6 Varicose Vein Questions You Were Too Embarrassed To Ask, Answered!

We’ve all heard of varicose veins at some point in our lives, but very few of us actually learn anything about them. At most, we’ve probably heard half-truths and outright myths passed down through our families. (My grandmother will hit your leg if she sees you sitting on it!) What’s the truth, what do we need to know, and perhaps most importantly, what can we do about them? Good Housekeeping is here with the facts you need to know, and we’re only too happy to share!

  1. Does crossing your legs cause varicose veins?
    studioloco via Dollar Photo Club

    Nope, AND – shoe lovers rejoice! – neither does wearing high heels! Both are just old wives’ tales.
  2. OK, so what does cause them?
    Banalities via Flickr

    Varicose veins form when blood pools in your veins, often when a one-way valve doesn’t work properly, and the pooling causes the vein to stretch, thicken and protrude. Genetics plays a role, and so does prolonged sitting and/or standing, lack of exercise, obesity, smoking and hormonal birth control.
  3. Is it true that only women can develop them?
    Ⅿeagan from Tulsa, OK via Wikimedia Commons

    Absolutely not. Men may be less likely to seek treatment, but they’re just as capable of getting them. Women do have more risk factors, though— the aforementioned hormonal birth control, and pregnancy. The fluctuating hormones and increased pressure in your abdomen disrupt blood flow and can lead it to pool.
  4. Is there anything we can do to prevent them?
    Subbotina Anna via Dollar Photo Club

    Of course! In a word— exercise! Swimming, stair-climbing, toe raises, walking— anything that gets you moving and your blood circulating. Working your lower body and your legs is especially helpful.
  5. I already have them! Am I out of luck?
    Hutschi via Wikimedia Commons

    Not at all. You won’t be able to erase them on your own, but there are things you can do for yourself. To help the pain, try compression stockings and horse chestnut seed extract, which helps vein dilation. For minimizing the appearance, try witch hazel and the old stand-by— make-up! To actually get rid of them, consult your doctor.
  6. But should I really bother with medical treatment for a cosmetic issue?
    hriana via Dollar Photo Club

    Don’t let public misconception make you feel like you’re being vain! Varicose veins are absolutely a medical issue, which is why treatment is often covered by insurance and doctors have non-invasive, advanced ways to help you. Remember, they’re caused by blood pooling, which is no joke, and indicates other health issues. If your legs feel heavy, sore and/or swollen, make a doctor’s appointment, stat.

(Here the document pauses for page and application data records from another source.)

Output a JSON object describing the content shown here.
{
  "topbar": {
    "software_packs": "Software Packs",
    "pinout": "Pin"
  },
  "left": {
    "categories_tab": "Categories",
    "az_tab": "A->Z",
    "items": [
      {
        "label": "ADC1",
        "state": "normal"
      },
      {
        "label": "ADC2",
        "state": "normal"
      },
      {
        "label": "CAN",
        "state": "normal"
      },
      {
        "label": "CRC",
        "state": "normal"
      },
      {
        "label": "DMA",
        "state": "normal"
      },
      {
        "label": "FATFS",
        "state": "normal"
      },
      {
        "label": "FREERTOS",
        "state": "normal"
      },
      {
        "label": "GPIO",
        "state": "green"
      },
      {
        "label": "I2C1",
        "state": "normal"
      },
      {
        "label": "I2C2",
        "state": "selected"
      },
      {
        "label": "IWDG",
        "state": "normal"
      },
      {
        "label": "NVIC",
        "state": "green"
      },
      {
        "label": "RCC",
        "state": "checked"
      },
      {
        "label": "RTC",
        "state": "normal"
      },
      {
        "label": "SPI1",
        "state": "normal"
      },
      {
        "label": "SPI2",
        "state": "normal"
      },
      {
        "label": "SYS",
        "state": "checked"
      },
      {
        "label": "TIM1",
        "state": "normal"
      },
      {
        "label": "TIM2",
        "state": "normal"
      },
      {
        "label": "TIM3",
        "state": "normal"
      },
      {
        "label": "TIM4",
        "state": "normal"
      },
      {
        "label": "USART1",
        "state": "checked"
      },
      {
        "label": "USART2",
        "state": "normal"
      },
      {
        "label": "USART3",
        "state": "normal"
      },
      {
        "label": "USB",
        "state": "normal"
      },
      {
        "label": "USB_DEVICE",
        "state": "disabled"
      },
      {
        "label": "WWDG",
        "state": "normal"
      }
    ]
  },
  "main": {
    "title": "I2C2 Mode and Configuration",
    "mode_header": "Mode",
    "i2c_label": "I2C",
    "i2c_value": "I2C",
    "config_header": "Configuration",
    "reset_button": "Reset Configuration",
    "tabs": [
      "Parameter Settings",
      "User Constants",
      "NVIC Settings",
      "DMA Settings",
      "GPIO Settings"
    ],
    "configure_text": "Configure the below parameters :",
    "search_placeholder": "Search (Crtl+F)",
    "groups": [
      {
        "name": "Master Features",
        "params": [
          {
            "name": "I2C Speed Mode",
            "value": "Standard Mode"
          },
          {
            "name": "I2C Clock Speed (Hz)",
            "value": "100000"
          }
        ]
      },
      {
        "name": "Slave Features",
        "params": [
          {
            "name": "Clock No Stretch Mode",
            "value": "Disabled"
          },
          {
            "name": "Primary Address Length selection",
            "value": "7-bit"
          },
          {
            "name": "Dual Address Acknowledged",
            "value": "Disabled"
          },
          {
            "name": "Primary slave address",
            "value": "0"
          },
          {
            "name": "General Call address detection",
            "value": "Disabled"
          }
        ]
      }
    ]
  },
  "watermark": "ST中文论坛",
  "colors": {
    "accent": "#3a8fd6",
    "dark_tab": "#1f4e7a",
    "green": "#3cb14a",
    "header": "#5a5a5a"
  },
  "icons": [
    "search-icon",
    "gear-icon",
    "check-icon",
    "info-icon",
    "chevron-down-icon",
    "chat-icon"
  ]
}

Do you feel educated? I certainly do! I’m going to go take a walk right now. Be sure to check out Good Housekeeping’s article for even more helpful information. How much of this info was news to you? Did you have any other questions about varicose veins?